Apparently, we are all a little late in discovering this, but over at the Columbia Journalism Review, Ryan Chittum gives good outrage:
The cover stands out for its cast of black and Hispanic caricatures with exaggerated features reminiscent of early 20th century race cartoons. Also, because there are only people of color in it, grabbing greedily for cash. It’s hard to imagine how this one made it through the editorial process.
Compounding the first-glance problem with the image is the fact that race has been a key backdrop to the subprime crisis.
Chittum goes on to note that the "narrative of the crash on the right has been the blame-minority-borrowers line, sometimes via dog whistle, often via bullhorn." That's very true. But regardless of whether you believe the "blame-minority-borrowers line" has merit or not, most of the people who argue it does at least stop short of using "Blue Gum Negro"-era racist tropes as part of their argument.
This is not the first time that Bloomberg Businessweek has done something strange with their cover. It's not the first time they've done something plainly risible with their cover. However, this is the first time they've put out a cover so manifestly gross that I can't imagine touching it without disinfecting my hand thereafter.
And, the Bloomberg Businessweek apology, via Dylan Byers:
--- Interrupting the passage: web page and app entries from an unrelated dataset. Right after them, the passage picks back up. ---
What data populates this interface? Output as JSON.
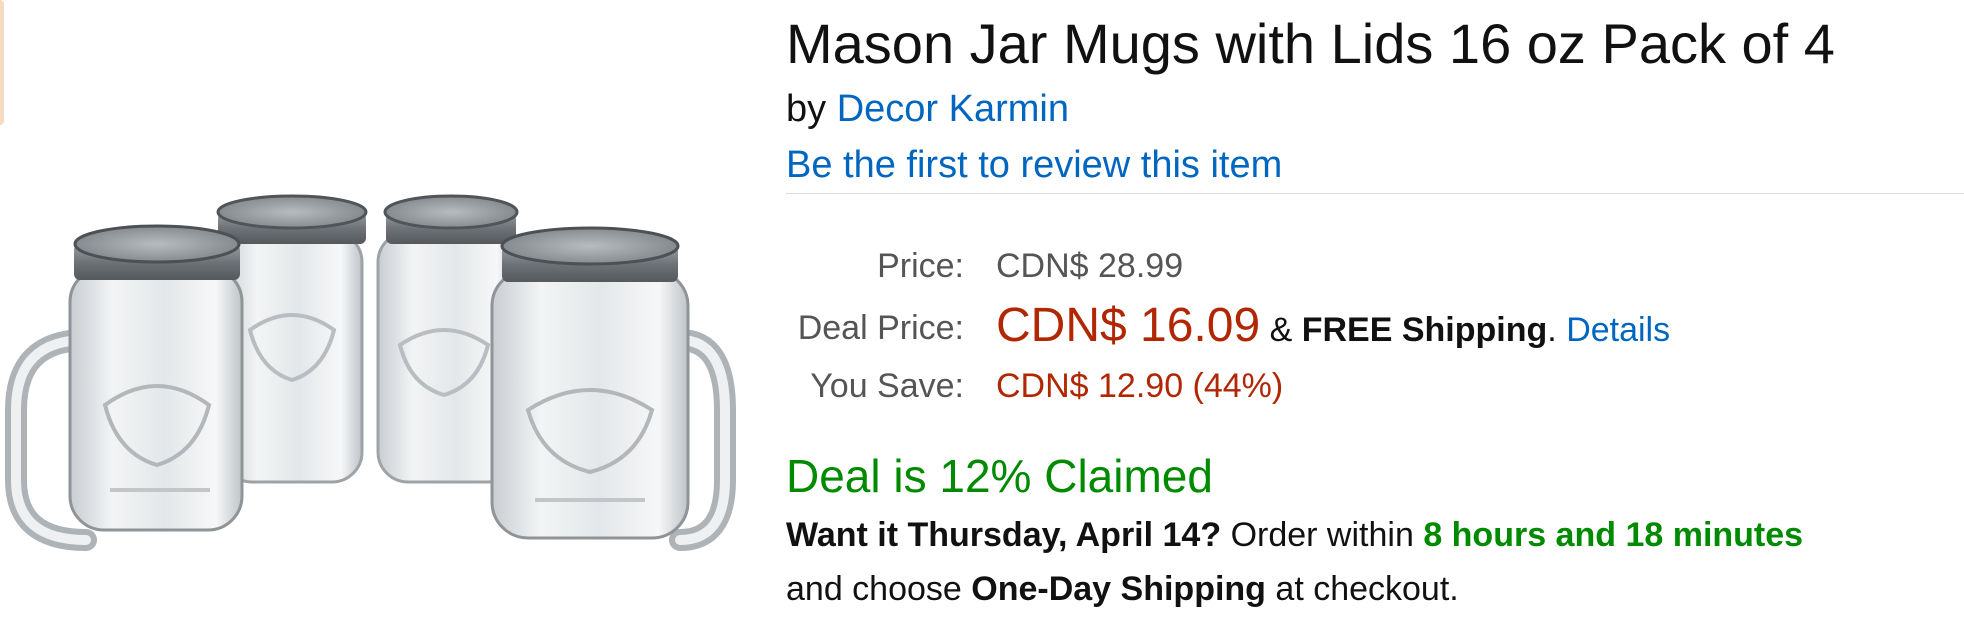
{
  "product": {
    "title": "Mason Jar Mugs with Lids 16 oz Pack of 4",
    "by_prefix": "by",
    "brand": "Decor Karmin",
    "review_link": "Be the first to review this item",
    "image_icon": "mason-jar-mugs-product-image"
  },
  "pricing": {
    "list_label": "Price:",
    "list_value": "CDN$ 28.99",
    "deal_label": "Deal Price:",
    "deal_value": "CDN$ 16.09",
    "shipping_joiner": "&",
    "shipping_text": "FREE Shipping",
    "period": ".",
    "details_link": "Details",
    "save_label": "You Save:",
    "save_value": "CDN$ 12.90 (44%)"
  },
  "deal": {
    "claimed_text": "Deal is 12% Claimed",
    "claimed_percent": 12
  },
  "delivery": {
    "want_it": "Want it Thursday, April 14?",
    "order_within": "Order within",
    "countdown": "8 hours and 18 minutes",
    "and_choose": "and choose",
    "shipping_option": "One-Day Shipping",
    "at_checkout": "at checkout."
  },
  "colors": {
    "link": "#0066c0",
    "price_red": "#b12704",
    "deal_green": "#008a00"
  }
}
"Our cover illustration last week got strong reactions, which we regret," Josh Tyrangiel, the magazine's editor, wrote in a statement sent to POLITICO. "Our intention was not to incite or offend. If we had to do it over again we'd do it differently."